(Task objective): The data below is to be copied exactly, line by line.

(Input for this task):
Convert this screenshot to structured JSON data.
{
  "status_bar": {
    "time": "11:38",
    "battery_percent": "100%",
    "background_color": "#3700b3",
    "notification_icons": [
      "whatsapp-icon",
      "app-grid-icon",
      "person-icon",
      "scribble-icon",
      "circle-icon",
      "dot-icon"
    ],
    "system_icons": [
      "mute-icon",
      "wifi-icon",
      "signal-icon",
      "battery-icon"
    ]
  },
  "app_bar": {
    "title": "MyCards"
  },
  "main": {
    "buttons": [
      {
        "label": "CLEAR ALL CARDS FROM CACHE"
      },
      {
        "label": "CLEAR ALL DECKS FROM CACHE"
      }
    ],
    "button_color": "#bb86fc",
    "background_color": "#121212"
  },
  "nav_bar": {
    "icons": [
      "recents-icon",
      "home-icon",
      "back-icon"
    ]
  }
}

(Exercise response):
Convert this screenshot to structured JSON data.
{
  "status_bar": {
    "time": "11:38",
    "battery_percent": "100%",
    "background_color": "#3700b3",
    "notification_icons": [
      "whatsapp-icon",
      "app-grid-icon",
      "person-icon",
      "scribble-icon",
      "circle-icon",
      "dot-icon"
    ],
    "system_icons": [
      "mute-icon",
      "wifi-icon",
      "signal-icon",
      "battery-icon"
    ]
  },
  "app_bar": {
    "title": "MyCards"
  },
  "main": {
    "buttons": [
      {
        "label": "CLEAR ALL CARDS FROM CACHE"
      },
      {
        "label": "CLEAR ALL DECKS FROM CACHE"
      }
    ],
    "button_color": "#bb86fc",
    "background_color": "#121212"
  },
  "nav_bar": {
    "icons": [
      "recents-icon",
      "home-icon",
      "back-icon"
    ]
  }
}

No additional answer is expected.